On Farm Bill, Frank Lucas says one thing is certain: “We’ll spend less”

According to U.S. Rep. Frank Lucas of Cheyenne, “The only thing that is certain about the Farm Bill is that the present one expires at the end of September. So, we either have to extend the present bill or write a new Farm Bill.”

In an interview with CapitolBeatOK, the Republican from Oklahoma’s Third Congressional District asserted, “Writing a new Farm Bill means that we’ll spend less, because in the United States House of Representatives this time, we’re going to spend less on everything. That’s just a given.

“With the budgetary problems that we have – the trillion annual dollar deficits, the $15 trillion national debt – we’re going to spend less. So, it’s how much less?

“How do you come up with a bill that spends less and still provides the kind of Farm Bill that everyone across the country, and in all commodity groups, can participate in? 

“Sometimes, people forget that this Farm Bill has, over time, evolved to the point where 75 percent of all Farm Bill spending, over the last five-year period, will go to social nutrition programs.

“That leaves the rest for conservation, rural development, commodity title and farm credit. That’s a pretty small slice. So, actually, in some ways it might be even better to describe it as a feeding bill that just happens to raise food.” 

Now the “dean” of the Oklahoma congressional delegation (he was first elected in spring of 1994), Lucas continued, “having a conservative United States House, by the definition of the Third District of Oklahoma, a liberal president and a United States Senate – where, under Harry Reid, basically no one is in control – it’s hard to make anything legislatively happen. 

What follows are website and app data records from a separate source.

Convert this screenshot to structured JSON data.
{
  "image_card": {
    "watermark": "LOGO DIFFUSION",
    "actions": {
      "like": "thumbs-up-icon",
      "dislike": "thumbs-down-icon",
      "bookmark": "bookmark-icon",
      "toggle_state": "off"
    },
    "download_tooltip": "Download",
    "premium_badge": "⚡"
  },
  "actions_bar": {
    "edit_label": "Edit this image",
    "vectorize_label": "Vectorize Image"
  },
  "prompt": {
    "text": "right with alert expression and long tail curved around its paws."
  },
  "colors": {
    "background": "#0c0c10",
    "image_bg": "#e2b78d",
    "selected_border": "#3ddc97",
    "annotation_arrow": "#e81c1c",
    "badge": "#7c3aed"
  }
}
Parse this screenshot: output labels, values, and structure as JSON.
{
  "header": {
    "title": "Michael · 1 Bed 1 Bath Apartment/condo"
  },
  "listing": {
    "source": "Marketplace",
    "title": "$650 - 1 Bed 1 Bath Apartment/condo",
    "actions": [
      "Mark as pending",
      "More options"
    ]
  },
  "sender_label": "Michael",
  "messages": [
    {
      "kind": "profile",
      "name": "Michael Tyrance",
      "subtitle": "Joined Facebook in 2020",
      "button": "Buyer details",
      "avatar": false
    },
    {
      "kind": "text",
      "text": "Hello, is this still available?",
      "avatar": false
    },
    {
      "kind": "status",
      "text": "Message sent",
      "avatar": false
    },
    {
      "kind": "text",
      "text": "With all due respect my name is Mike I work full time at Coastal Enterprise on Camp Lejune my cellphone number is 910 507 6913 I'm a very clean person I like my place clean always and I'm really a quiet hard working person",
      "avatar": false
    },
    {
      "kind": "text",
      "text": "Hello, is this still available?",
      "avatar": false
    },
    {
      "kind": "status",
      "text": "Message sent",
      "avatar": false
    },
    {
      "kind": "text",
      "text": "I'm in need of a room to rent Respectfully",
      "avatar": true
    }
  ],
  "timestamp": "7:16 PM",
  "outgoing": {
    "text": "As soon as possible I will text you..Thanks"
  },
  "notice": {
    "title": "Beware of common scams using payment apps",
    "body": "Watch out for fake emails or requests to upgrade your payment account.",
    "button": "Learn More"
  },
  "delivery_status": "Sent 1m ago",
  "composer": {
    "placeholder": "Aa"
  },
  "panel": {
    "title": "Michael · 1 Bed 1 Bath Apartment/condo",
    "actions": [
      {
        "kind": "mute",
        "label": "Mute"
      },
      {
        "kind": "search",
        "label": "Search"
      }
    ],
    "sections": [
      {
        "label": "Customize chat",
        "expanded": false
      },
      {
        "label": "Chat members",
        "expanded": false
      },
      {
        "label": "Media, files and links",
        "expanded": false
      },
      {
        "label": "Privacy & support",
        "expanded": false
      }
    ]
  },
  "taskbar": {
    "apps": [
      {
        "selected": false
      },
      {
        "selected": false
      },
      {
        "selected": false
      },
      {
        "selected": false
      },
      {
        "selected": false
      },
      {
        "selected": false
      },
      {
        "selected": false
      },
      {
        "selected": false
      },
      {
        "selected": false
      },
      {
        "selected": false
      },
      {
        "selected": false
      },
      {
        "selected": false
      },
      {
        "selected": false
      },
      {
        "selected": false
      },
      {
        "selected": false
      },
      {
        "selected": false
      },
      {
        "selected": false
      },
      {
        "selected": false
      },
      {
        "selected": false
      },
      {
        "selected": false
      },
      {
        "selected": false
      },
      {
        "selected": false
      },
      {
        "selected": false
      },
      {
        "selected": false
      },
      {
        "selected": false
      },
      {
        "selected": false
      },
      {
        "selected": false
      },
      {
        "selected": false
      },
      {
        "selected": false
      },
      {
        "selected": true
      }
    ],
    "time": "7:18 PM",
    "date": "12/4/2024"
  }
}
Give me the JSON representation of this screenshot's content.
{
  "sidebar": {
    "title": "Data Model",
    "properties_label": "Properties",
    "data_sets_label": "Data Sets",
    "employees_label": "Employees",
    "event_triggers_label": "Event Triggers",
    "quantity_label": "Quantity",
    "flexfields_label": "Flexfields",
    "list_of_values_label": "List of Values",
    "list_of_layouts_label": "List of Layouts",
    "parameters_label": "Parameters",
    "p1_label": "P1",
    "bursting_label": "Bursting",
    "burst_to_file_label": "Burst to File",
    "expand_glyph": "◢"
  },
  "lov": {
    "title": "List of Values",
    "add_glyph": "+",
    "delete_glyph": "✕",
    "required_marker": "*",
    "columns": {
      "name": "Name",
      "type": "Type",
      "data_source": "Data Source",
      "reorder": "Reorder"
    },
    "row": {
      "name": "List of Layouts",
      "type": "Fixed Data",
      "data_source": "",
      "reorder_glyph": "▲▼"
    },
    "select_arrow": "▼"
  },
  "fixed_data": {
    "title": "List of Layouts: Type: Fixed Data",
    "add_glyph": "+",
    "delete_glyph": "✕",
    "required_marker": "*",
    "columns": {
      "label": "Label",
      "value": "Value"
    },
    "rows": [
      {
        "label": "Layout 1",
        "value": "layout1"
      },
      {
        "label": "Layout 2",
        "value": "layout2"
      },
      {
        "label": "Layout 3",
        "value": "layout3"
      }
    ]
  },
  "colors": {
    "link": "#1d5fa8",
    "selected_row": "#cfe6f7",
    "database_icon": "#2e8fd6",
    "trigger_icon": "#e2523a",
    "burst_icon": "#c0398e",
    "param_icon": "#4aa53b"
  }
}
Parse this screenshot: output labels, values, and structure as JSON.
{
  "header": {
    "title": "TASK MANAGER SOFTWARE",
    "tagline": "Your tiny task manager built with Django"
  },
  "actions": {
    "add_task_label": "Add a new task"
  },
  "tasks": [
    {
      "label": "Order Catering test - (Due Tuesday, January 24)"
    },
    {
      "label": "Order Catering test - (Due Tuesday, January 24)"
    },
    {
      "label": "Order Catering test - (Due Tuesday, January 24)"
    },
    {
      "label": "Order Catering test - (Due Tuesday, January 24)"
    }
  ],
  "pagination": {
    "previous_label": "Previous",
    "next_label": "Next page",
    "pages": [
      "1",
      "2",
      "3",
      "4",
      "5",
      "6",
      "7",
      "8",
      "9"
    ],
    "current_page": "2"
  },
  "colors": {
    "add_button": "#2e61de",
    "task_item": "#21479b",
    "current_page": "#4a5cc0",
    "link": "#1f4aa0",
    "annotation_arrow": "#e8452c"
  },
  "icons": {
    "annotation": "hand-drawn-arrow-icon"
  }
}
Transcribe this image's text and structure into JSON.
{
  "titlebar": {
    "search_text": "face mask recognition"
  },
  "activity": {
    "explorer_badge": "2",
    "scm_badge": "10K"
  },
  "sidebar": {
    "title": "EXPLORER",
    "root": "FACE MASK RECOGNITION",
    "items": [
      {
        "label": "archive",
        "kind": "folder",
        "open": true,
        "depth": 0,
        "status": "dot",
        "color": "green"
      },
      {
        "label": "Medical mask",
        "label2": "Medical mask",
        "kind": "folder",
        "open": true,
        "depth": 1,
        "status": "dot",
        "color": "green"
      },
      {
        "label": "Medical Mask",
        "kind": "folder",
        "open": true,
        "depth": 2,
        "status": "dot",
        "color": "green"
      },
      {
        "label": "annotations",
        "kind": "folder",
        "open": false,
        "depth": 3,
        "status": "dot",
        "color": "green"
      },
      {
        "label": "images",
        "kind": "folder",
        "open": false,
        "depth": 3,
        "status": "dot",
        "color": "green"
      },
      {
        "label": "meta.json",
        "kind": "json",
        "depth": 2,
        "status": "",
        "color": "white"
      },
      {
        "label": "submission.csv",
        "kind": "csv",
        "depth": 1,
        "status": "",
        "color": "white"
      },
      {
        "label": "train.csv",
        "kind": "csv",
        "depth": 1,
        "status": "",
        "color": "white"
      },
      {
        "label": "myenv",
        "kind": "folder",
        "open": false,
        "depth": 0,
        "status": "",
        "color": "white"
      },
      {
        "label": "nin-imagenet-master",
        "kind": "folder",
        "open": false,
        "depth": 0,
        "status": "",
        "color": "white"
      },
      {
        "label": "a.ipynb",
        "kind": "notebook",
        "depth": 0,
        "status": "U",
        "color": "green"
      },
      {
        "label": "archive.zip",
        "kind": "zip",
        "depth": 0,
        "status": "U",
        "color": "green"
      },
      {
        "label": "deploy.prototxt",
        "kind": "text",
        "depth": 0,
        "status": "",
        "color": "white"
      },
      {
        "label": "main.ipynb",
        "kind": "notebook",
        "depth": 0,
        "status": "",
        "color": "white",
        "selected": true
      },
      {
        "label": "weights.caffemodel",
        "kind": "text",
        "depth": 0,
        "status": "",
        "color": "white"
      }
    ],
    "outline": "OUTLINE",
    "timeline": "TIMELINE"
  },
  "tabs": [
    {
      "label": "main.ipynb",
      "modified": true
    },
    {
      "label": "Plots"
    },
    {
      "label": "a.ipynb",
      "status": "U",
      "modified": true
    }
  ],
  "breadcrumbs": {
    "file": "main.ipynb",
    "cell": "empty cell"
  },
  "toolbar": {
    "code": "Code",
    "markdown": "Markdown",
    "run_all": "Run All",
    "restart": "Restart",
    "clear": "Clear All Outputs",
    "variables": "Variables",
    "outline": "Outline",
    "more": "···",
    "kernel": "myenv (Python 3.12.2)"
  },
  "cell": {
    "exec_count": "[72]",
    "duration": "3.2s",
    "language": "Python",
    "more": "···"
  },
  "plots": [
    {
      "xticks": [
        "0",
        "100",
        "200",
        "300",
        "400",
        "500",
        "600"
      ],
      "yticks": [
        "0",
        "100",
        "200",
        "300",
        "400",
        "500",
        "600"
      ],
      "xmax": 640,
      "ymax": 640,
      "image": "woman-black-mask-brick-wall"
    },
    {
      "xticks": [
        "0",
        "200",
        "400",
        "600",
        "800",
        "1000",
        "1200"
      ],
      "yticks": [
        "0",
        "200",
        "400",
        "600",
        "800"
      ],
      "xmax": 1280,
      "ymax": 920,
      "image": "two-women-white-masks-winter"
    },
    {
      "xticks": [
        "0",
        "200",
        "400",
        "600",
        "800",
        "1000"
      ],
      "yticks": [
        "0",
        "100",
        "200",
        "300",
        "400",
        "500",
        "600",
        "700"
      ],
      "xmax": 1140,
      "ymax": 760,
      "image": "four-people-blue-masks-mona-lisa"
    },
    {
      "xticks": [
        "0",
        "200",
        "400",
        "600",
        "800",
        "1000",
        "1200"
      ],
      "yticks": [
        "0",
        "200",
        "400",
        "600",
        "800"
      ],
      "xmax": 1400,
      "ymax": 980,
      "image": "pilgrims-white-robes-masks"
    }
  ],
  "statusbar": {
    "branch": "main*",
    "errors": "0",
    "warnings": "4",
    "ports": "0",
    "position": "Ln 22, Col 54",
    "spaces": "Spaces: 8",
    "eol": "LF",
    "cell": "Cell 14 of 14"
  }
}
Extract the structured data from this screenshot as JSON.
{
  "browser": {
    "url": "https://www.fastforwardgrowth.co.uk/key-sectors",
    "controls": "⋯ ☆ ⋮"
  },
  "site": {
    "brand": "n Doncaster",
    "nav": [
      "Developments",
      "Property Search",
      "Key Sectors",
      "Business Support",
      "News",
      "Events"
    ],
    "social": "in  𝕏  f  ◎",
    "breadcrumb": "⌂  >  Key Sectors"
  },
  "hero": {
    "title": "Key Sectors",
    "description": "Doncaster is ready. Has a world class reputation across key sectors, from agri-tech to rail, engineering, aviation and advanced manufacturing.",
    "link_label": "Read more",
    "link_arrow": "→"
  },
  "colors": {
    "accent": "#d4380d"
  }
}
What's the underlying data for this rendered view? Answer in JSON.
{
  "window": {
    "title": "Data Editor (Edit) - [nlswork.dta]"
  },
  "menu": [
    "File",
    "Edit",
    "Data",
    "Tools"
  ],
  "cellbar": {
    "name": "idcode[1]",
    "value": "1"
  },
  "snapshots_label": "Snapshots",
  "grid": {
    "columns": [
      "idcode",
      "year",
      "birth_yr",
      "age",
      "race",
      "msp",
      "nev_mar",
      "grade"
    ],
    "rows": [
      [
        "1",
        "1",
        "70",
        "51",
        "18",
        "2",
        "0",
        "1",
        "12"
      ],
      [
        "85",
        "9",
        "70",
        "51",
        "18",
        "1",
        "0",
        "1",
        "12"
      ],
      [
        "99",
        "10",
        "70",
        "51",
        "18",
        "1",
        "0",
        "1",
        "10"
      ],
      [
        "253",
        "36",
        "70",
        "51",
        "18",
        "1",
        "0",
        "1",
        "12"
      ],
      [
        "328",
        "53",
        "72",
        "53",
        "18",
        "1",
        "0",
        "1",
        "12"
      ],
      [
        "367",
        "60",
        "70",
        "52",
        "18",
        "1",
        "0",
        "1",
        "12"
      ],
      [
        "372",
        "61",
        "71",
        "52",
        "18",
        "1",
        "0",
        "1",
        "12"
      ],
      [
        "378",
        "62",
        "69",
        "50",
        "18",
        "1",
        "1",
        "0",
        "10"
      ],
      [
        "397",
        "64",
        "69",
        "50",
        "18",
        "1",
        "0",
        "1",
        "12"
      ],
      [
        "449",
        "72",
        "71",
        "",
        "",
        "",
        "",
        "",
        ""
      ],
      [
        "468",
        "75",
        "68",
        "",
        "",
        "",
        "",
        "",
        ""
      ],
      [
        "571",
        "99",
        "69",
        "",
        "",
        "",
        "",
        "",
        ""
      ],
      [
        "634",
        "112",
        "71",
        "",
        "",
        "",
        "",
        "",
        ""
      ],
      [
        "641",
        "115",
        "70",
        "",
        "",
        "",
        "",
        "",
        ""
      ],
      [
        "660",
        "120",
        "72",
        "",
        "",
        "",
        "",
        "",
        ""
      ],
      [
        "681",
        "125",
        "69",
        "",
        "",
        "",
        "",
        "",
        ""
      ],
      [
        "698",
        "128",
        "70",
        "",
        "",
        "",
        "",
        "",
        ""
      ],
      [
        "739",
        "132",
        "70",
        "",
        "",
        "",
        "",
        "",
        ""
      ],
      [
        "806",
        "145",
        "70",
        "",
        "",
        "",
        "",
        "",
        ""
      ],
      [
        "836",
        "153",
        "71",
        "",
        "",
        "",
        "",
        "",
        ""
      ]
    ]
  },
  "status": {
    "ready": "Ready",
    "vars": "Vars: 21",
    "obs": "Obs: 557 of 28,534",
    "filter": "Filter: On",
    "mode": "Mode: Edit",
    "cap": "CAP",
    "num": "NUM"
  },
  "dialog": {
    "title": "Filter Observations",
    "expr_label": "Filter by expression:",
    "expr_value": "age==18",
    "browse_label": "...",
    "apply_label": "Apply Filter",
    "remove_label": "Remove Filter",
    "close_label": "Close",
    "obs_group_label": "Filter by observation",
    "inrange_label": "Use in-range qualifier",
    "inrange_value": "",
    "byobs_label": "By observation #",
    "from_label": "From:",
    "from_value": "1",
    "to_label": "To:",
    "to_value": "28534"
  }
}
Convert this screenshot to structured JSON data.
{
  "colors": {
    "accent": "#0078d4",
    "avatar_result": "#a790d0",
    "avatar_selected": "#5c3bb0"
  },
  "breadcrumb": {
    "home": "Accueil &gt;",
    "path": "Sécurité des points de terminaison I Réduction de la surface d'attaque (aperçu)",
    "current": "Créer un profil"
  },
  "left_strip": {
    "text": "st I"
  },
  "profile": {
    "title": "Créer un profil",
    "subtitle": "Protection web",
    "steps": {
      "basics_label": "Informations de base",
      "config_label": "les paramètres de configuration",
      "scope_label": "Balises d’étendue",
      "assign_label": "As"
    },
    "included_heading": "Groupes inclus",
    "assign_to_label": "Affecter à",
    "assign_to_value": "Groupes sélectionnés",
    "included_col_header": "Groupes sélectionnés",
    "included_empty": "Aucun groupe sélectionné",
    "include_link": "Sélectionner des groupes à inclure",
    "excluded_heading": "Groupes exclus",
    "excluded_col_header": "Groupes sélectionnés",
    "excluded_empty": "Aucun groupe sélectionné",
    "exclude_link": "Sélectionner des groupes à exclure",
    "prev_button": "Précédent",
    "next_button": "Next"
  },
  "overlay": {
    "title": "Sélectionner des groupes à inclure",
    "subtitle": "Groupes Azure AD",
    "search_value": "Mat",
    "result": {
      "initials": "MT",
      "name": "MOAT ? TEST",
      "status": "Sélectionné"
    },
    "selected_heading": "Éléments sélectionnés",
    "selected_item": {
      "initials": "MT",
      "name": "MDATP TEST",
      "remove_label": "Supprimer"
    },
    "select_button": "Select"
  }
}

“But, I’m working very hard across the aisle in the House, and across-Chamber to craft another comprehensive five year Farm Bill.”

Bi-partisan policy making seems to be under stress and strain in every aspect of work in Congress, yet it is a long-standing tradition in Agricultural policy. Asked about the approach the panel has taken under his chairmanship (which began when Republicans regained control of the U.S. House in 2010), Lucas reflected, “Up until this point, I would say that we’ve done amazingly well.”

He recounted, “In the Super Committee process, reaching across the aisle on the Ag side in the House and in the Senate, we came to an agreement on a bill that would in effect have been a five-year farm bill, with $23 billion in cuts. 

“No other committee, not even the Super Committee themselves, could agree on anything. The Ag Committees in the House and Senate did our work in a bipartisan way. But alas, the Super Committee process failed, so we start all over again.”

Lucas continued, “Under the Ryan budget resolution, we’re obligated to come up $33 billion in existing savings, over the next month, in present Farm Bill spending. That’s going to be a tough lift, and it’s going to be hard on comity in the Committee, but we’ll do it. 

“Then, we’ll begin to parse the process of crafting a Farm Bill. Ultimately, as I’ve said all along, we’ll spend less, but it’s still going to be a comprehensive Farm Bill. We can get it done, it’s just going to be really, really tough to do.

Switching from commodity pricing issues, CapitolBeatOK asked about the upstream flood control dam “ rehab” program, part of the Conservation Title in the Farm bill. 

Lucas  explained, “it’s a relatively small portion, but .. a basic infrastructure element inside the Farm Bill.”

Concerning existing earthen dams throughout the American West, he observed, “ The original structures, many of them may end up across the 50-year mark. Without rehab, without addressing the let-down pipes, and the valve works – all things that were designed with the best technology of the ‘40s, ‘50s and ‘60s – then potentially these structures might have to be not only decommissioned but removed.

“By spending a little money on rehab, using modern alloys and mechanical parts works, using different composite parts for let-down pipes, we can extend those structures lives from its present 50-year limit by potentially much as a hundred years.

“That has been one of my crusade issues, working with the conservation districts in Oklahoma and across the country. We’re going to work very hard to make sure that is properly funded in this Farm Bill.”

Lucas pivoted, to stress in rarely-seen passionate terms, his view as a powerful House leader that “all spending is under scrutiny. I mean, in the House, where the focus is on reducing spending, all spending is under scrutiny. Even programs like this that might appear to be beyond question, will have to justified, and defended and fought for.”

Note: Photos provided by Glenn Hightower